Two years ago today, Egyptians poured into Tahrir Square to demand change. Since then Egypt's politics have been remade - but now elements of its political culture, too, must change.
That electrifying first day of mass protest had been inspired by Tunisia's sudden popular uprising, which resulted in the flight, on January 14, of President Zine El Abidine Ben Ali.
In Egypt, events also moved rapidly: on February 11, Hosni Mubarak, for decades the centre of the Egyptian state, resigned as president, which in turn spurred more "Arab Spring" movements in the region.
Today, new protests are expected in Egypt as opposition factions strive to sustain the spirit of what is now called the January 25 Revolution.
But circumstances have changed. A president has been fairly elected, and parliamentary elections begin one month from today. The interior ministry says the menacing atmosphere of 2011 - water cannon, armoured cars, riot police - has given way to respect for peaceful protest.
That is in itself a measure of the success of Egypt's revolution so far. Compared to some countries in the region, Egypt has managed its political transition with a degree of restraint on all sides.
The organisers of today's protests have perhaps not realised how much change there has been. In just a month, all Egyptians will be free to vote, wielding a weapon far more potent than the rocks thrown in 2011. What Egypt needs now is electoral debates, not protests. It is no coincidence that societies governed by ballot boxes and compromise, rather than by street protests, tend to be more prosperous and peaceful. At present, rowdy street protests may do Egypt more harm than good.

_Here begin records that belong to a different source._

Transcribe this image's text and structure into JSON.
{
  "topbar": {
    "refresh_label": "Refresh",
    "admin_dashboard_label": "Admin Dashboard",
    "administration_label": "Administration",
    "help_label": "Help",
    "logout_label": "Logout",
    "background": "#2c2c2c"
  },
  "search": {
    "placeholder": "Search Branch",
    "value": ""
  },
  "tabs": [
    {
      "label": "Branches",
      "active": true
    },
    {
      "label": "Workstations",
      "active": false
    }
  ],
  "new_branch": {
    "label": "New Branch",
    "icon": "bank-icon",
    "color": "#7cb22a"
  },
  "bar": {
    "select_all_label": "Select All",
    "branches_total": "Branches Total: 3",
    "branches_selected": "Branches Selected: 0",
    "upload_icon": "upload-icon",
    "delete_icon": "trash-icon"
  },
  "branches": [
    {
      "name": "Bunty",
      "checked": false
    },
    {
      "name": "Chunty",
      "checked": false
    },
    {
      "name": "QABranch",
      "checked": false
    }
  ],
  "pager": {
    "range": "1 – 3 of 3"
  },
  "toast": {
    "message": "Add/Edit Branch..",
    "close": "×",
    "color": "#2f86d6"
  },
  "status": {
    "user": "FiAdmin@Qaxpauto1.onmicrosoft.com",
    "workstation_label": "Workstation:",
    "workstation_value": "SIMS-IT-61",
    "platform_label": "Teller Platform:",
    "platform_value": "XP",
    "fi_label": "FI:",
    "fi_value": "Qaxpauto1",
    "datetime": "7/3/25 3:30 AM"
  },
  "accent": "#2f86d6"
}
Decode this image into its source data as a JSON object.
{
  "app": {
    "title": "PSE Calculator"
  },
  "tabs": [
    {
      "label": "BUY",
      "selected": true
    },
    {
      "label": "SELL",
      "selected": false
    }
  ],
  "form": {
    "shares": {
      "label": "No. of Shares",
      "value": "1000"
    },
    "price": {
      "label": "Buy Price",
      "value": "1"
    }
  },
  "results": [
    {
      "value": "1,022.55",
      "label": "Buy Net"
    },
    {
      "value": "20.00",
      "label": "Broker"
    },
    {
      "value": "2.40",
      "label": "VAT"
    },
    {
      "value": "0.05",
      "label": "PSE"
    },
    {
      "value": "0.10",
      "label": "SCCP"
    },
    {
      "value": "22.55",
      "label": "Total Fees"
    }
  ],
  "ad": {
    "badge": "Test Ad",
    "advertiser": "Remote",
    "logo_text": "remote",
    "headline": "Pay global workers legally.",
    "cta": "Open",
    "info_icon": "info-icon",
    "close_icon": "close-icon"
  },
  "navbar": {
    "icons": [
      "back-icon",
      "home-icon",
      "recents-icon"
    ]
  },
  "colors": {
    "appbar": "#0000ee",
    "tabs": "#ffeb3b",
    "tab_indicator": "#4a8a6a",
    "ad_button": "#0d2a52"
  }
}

However, democracy does not make prudent governance easier, it only makes it more likely. Here is an example: this week, the Muslim Brotherhood-dominated cabinet outlined new health, education and housing measures - but did not explain how it will pay for all this. That is a question opposition politicians should raise.

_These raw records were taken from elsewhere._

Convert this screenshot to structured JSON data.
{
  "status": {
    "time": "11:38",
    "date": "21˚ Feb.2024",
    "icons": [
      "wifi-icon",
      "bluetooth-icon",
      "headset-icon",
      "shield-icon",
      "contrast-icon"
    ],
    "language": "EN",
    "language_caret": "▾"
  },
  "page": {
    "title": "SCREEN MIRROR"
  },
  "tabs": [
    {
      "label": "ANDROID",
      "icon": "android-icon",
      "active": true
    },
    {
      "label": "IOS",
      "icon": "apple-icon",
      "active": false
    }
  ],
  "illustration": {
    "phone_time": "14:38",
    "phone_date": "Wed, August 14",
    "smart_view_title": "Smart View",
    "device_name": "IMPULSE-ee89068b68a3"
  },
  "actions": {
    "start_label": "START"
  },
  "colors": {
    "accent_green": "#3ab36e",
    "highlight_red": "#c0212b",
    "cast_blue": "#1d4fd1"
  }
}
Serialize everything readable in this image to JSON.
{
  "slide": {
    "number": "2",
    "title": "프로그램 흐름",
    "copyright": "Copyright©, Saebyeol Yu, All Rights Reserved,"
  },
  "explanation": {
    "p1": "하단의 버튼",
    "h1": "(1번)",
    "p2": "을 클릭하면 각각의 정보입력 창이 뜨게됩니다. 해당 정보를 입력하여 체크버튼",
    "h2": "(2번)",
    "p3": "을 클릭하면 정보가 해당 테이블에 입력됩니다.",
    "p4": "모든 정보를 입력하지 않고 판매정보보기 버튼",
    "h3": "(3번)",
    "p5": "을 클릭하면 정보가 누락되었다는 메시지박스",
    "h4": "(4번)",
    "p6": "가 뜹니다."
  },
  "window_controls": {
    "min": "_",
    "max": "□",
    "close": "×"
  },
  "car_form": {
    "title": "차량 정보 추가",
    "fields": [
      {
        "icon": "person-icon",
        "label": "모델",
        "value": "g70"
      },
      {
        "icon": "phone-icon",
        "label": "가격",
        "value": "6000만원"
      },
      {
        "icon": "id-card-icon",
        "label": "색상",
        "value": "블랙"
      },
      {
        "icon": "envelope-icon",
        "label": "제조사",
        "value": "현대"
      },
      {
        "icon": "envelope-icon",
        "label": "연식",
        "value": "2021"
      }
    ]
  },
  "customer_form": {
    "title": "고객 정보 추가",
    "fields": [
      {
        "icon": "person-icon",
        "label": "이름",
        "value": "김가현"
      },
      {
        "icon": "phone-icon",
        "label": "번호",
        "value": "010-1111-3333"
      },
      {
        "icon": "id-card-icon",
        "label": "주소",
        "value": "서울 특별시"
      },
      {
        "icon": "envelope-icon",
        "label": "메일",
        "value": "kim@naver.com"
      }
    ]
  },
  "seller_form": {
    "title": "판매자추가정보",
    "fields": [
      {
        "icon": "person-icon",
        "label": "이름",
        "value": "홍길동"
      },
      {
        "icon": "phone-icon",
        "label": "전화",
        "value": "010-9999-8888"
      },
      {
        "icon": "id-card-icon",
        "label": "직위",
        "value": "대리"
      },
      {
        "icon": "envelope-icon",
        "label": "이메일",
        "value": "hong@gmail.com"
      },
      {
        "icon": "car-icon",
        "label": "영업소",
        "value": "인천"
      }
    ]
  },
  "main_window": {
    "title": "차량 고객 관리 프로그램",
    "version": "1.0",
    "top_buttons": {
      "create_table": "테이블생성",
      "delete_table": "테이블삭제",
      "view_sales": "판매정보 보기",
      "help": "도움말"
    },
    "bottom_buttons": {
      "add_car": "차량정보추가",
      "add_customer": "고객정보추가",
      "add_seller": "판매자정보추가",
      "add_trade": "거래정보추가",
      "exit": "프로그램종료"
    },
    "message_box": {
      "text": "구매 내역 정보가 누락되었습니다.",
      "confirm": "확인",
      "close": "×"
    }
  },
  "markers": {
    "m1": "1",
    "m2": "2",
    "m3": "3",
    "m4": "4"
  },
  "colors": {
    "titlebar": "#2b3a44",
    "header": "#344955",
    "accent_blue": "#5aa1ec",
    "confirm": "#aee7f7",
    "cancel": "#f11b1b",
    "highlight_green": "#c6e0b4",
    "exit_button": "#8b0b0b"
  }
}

To be sure, many Egyptians will not want to hear questions like that. But Egypt is in an economic crisis and all parties owe it to the people to tell the truth about unpalatable choices ahead.

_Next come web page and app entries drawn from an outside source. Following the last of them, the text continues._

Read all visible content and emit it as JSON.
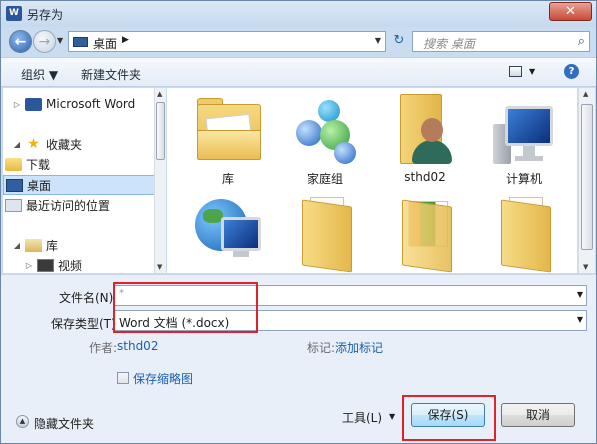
{
  "window": {
    "title": "另存为",
    "app_logo": "W",
    "close_label": "✕"
  },
  "nav": {
    "back_icon": "back-arrow-icon",
    "forward_icon": "forward-arrow-icon",
    "address": "桌面",
    "address_chevron": "▶",
    "refresh_icon": "refresh-icon",
    "search_placeholder": "搜索 桌面"
  },
  "toolbar": {
    "organize": "组织 ▼",
    "new_folder": "新建文件夹",
    "help": "?"
  },
  "sidebar": {
    "items": [
      {
        "label": "Microsoft Word",
        "icon": "word-icon"
      },
      {
        "label": "收藏夹",
        "icon": "star-icon"
      },
      {
        "label": "下载",
        "icon": "folder-icon"
      },
      {
        "label": "桌面",
        "icon": "desktop-icon",
        "selected": true
      },
      {
        "label": "最近访问的位置",
        "icon": "recent-icon"
      },
      {
        "label": "库",
        "icon": "library-icon"
      },
      {
        "label": "视频",
        "icon": "video-icon"
      }
    ]
  },
  "files": [
    {
      "label": "库",
      "icon": "library-folder-icon"
    },
    {
      "label": "家庭组",
      "icon": "homegroup-icon"
    },
    {
      "label": "sthd02",
      "icon": "user-folder-icon"
    },
    {
      "label": "计算机",
      "icon": "computer-icon"
    },
    {
      "label": "",
      "icon": "network-icon"
    },
    {
      "label": "",
      "icon": "folder-icon"
    },
    {
      "label": "",
      "icon": "folder-icon"
    },
    {
      "label": "",
      "icon": "folder-icon"
    }
  ],
  "form": {
    "filename_label": "文件名(N):",
    "filename_value": "*",
    "type_label": "保存类型(T):",
    "type_value": "Word 文档 (*.docx)",
    "author_label": "作者:",
    "author_value": "sthd02",
    "tags_label": "标记:",
    "tags_value": "添加标记",
    "thumbnail_label": "保存缩略图",
    "hide_folders": "隐藏文件夹",
    "tools": "工具(L)",
    "save": "保存(S)",
    "cancel": "取消"
  },
  "accent_colors": {
    "highlight": "#e0222a",
    "link": "#1c5fb0",
    "selected": "#cde3fb"
  }
}
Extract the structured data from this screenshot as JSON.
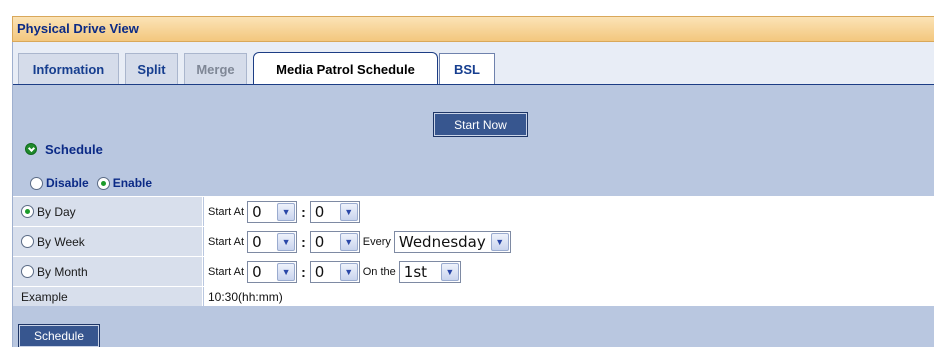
{
  "panel": {
    "title": "Physical Drive View"
  },
  "tabs": [
    {
      "label": "Information",
      "state": "normal"
    },
    {
      "label": "Split",
      "state": "normal"
    },
    {
      "label": "Merge",
      "state": "disabled"
    },
    {
      "label": "Media Patrol Schedule",
      "state": "active"
    },
    {
      "label": "BSL",
      "state": "normal"
    }
  ],
  "actions": {
    "start_now": "Start Now",
    "schedule": "Schedule"
  },
  "schedule": {
    "heading": "Schedule",
    "disable_label": "Disable",
    "enable_label": "Enable",
    "enabled": true,
    "start_at_label": "Start At",
    "every_label": "Every",
    "on_the_label": "On the",
    "colon": ":",
    "by_day": {
      "label": "By Day",
      "selected": true,
      "hour": "0",
      "minute": "0"
    },
    "by_week": {
      "label": "By Week",
      "selected": false,
      "hour": "0",
      "minute": "0",
      "weekday": "Wednesday"
    },
    "by_month": {
      "label": "By Month",
      "selected": false,
      "hour": "0",
      "minute": "0",
      "day": "1st"
    },
    "example": {
      "label": "Example",
      "value": "10:30(hh:mm)"
    }
  },
  "colors": {
    "title_bar": "#f3c77e",
    "title_text": "#0b2a86",
    "content_bg": "#b9c7e0",
    "button_bg": "#37568f",
    "active_radio": "#1b9b2a"
  },
  "icons": {
    "schedule_heading": "green-check-circle-icon",
    "dropdown": "chevron-down-icon"
  }
}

Every party will campaign against corruption, as well they might, but how many will explain to voters that the country's ruinous consumer subsidies must be reduced, for example? Even experienced democracies have trouble doing that. But Egypt has progressed: the ballot box, not Tahrir Square, is where change will now be found. If the Muslim Brotherhood does not abide by the vote in the future, there will be time enough to return to the streets.